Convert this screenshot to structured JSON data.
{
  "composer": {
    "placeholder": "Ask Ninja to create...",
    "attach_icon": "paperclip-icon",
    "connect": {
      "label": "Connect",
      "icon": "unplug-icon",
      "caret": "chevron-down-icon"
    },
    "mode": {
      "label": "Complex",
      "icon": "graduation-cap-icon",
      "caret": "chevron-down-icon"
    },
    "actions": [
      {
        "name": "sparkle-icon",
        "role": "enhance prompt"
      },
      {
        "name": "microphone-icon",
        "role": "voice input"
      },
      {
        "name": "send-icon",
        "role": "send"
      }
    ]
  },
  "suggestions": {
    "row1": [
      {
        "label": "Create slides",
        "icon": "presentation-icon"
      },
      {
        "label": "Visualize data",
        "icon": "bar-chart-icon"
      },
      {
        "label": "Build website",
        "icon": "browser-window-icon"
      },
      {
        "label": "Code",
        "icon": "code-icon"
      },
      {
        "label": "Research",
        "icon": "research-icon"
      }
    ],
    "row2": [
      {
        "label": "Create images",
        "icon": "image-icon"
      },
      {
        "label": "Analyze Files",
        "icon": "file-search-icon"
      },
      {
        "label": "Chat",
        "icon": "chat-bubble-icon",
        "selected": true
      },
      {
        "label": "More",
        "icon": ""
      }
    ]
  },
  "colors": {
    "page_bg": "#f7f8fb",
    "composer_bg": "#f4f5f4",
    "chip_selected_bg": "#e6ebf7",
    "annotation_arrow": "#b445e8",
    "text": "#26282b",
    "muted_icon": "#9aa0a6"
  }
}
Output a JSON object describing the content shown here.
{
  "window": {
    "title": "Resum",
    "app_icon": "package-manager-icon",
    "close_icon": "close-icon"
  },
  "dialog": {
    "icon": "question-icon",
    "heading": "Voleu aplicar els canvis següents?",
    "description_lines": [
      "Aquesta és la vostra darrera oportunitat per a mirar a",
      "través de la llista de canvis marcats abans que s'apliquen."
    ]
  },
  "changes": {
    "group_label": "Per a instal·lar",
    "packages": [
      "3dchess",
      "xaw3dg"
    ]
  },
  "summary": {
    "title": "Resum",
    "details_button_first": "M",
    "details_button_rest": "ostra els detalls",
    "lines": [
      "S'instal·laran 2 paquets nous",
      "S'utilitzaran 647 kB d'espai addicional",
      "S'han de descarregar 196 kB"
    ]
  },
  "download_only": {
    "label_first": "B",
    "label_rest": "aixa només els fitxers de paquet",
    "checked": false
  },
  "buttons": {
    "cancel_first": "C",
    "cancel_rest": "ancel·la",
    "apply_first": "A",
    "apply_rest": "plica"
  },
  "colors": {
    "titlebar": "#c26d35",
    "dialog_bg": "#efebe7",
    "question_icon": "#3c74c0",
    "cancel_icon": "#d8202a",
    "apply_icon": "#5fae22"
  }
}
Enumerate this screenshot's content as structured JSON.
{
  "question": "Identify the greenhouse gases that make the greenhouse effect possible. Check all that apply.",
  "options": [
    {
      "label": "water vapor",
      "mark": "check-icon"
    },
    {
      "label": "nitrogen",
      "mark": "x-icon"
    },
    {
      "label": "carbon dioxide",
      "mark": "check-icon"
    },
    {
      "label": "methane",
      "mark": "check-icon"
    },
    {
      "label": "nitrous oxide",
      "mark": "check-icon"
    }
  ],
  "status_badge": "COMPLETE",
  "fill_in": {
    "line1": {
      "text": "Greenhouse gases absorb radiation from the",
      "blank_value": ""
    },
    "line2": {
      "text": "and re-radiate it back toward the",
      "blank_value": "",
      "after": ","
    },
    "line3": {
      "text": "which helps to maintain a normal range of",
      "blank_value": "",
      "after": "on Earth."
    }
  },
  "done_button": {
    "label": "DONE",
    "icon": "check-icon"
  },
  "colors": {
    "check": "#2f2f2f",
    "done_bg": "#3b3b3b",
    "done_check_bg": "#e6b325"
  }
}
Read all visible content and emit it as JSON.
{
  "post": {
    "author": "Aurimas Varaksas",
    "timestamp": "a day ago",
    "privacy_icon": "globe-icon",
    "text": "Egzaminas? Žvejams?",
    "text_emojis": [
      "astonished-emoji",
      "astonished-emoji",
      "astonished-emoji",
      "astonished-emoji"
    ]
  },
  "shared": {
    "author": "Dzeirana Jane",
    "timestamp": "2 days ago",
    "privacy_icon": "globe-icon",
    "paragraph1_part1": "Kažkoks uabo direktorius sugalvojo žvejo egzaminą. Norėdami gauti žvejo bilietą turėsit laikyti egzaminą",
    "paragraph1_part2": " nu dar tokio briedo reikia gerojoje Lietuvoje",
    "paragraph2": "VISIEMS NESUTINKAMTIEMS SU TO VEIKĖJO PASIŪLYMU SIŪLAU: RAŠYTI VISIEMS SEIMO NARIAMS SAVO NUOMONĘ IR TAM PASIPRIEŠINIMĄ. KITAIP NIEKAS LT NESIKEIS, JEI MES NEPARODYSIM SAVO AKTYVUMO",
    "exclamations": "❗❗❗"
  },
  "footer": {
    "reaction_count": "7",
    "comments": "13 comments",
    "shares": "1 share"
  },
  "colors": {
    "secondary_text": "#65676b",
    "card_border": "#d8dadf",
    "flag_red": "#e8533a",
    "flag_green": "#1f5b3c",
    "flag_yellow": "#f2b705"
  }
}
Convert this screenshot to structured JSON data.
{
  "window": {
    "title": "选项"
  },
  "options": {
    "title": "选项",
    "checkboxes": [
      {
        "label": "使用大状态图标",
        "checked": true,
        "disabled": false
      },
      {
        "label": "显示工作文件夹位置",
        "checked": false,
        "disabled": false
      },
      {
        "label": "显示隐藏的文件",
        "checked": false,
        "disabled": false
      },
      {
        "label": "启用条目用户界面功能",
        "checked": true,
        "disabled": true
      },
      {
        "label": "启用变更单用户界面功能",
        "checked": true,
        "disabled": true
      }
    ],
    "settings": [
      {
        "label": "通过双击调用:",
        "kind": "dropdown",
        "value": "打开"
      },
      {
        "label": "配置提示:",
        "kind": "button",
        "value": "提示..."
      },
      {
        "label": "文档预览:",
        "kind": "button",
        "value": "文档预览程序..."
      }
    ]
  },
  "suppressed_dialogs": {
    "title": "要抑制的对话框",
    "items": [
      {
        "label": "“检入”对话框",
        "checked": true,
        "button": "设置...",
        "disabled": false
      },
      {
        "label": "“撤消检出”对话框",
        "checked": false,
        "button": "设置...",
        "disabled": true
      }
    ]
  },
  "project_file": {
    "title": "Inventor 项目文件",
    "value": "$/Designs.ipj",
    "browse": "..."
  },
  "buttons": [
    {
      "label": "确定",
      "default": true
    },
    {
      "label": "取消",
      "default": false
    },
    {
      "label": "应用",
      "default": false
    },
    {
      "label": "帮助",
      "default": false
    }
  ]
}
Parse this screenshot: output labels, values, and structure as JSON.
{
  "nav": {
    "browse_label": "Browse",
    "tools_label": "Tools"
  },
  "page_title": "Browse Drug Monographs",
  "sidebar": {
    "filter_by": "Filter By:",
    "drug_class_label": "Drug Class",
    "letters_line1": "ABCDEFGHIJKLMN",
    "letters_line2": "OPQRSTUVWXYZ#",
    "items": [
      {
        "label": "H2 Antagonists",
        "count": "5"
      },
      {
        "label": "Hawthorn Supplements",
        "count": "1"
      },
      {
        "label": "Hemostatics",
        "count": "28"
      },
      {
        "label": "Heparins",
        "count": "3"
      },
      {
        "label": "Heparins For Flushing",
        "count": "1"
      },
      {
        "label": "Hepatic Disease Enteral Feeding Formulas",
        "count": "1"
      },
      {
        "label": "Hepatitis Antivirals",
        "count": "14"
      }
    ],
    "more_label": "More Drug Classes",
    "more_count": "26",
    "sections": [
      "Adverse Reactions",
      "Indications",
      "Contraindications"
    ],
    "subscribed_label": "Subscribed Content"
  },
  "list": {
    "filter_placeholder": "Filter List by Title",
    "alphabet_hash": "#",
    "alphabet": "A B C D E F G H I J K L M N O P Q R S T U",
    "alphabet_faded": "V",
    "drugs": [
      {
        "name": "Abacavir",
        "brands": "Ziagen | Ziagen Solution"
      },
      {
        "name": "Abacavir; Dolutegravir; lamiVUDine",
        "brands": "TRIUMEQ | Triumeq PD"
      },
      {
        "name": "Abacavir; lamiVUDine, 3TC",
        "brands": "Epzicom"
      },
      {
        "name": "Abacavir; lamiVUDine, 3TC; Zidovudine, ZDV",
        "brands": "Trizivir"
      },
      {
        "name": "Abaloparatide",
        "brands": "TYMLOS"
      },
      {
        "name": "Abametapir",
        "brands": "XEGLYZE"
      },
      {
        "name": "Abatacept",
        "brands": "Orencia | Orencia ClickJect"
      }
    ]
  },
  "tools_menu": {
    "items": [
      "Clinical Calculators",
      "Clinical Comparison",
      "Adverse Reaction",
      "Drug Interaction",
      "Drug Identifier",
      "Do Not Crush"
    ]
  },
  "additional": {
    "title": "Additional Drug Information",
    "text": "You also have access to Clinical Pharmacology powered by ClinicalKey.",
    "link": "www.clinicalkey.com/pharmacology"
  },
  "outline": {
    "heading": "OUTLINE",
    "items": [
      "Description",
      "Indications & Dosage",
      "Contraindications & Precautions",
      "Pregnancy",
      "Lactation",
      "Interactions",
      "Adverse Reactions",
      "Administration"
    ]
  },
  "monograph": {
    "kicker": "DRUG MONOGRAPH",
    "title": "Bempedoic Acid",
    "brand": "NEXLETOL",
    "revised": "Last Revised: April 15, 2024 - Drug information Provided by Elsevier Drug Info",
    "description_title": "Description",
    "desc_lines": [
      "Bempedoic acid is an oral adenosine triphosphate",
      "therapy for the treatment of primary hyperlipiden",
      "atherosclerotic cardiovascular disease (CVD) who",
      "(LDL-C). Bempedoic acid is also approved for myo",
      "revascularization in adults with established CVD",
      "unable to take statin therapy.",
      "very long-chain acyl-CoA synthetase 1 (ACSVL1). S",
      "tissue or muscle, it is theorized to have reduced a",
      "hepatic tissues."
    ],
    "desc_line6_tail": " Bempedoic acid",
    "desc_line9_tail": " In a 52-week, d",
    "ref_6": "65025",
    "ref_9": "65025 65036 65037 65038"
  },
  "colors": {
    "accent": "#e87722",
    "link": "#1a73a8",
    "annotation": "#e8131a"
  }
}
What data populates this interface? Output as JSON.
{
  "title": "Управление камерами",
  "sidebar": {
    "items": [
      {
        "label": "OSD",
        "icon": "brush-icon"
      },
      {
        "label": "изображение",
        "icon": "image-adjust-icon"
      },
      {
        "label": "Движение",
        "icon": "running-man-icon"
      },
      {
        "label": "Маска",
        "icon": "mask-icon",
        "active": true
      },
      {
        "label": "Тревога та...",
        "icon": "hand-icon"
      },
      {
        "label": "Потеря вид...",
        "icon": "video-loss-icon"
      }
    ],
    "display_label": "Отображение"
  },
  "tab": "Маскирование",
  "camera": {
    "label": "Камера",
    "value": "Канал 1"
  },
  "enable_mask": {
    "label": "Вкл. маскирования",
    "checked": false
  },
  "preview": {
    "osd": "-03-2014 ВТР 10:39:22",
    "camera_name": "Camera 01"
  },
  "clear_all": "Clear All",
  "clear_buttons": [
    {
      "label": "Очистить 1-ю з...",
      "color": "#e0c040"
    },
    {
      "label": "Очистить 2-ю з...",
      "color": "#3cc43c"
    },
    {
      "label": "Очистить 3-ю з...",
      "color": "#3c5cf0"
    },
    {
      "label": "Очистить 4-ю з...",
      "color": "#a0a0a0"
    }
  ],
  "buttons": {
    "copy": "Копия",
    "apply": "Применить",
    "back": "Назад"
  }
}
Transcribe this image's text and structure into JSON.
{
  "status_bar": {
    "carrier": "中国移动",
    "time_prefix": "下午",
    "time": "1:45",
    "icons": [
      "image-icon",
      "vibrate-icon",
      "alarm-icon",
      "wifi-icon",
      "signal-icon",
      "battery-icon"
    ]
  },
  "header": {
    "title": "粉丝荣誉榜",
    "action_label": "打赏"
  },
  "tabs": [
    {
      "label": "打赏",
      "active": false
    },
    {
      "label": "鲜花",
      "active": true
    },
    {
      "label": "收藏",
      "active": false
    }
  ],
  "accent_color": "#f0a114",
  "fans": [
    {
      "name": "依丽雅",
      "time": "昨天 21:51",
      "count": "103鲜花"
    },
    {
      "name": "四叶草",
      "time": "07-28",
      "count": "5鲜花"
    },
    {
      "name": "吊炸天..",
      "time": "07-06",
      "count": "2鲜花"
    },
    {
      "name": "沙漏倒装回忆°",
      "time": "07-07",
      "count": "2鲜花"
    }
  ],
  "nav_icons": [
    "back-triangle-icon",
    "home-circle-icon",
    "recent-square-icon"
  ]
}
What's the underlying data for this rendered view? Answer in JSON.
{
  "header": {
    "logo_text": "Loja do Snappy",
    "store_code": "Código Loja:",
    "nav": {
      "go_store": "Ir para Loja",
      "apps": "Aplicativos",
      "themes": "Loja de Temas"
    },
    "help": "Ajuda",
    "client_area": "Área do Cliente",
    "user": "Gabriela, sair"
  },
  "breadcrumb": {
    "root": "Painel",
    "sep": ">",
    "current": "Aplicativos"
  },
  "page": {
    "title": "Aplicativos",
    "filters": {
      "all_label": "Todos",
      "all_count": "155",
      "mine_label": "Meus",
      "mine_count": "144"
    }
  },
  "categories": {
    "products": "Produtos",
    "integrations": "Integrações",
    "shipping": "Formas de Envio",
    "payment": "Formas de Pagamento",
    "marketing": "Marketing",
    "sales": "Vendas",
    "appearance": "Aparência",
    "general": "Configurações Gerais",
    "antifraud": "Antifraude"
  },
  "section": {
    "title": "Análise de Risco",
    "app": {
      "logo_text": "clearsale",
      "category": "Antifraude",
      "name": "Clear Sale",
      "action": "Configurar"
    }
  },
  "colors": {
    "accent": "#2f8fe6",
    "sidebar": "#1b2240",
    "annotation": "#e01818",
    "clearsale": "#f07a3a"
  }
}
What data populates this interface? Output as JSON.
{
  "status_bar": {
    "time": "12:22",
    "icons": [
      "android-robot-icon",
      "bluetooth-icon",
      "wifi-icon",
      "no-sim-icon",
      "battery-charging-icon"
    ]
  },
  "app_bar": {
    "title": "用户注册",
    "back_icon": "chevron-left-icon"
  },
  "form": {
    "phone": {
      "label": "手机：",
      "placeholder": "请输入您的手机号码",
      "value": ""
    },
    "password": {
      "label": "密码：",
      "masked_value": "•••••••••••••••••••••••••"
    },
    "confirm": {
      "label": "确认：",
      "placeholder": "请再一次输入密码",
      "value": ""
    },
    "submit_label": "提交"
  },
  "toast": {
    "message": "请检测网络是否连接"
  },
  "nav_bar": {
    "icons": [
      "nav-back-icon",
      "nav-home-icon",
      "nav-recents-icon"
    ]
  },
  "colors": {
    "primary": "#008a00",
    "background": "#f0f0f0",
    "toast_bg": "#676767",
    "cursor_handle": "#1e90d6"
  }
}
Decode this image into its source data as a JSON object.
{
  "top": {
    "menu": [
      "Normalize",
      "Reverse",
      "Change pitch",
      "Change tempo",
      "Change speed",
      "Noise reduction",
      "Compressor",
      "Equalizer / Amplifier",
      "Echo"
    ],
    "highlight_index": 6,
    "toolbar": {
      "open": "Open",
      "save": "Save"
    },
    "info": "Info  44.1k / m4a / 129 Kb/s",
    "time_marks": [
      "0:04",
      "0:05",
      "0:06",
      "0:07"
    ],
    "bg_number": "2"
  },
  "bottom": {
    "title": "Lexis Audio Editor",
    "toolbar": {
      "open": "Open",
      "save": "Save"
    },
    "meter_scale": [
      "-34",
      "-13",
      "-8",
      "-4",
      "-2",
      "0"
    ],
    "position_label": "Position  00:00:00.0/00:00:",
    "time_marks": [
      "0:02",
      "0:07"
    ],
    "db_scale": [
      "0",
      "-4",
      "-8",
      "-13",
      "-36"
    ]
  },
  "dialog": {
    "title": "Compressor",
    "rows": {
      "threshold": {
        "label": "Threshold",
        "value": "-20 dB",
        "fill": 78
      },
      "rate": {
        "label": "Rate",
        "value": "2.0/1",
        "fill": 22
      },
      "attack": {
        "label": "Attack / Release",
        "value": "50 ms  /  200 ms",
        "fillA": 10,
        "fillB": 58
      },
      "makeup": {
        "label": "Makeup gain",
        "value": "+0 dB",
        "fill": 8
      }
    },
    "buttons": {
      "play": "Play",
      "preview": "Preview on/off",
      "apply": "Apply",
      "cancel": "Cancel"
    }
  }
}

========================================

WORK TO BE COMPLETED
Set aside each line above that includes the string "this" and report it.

RESULT
Convert this screenshot to structured JSON data.
Enumerate this screenshot's content as structured JSON.
Convert this screenshot to structured JSON data.
Parse this screenshot: output labels, values, and structure as JSON.
What data populates this interface? Output as JSON.
Transcribe this image's text and structure into JSON.
What's the underlying data for this rendered view? Answer in JSON.
What data populates this interface? Output as JSON.
Decode this image into its source data as a JSON object.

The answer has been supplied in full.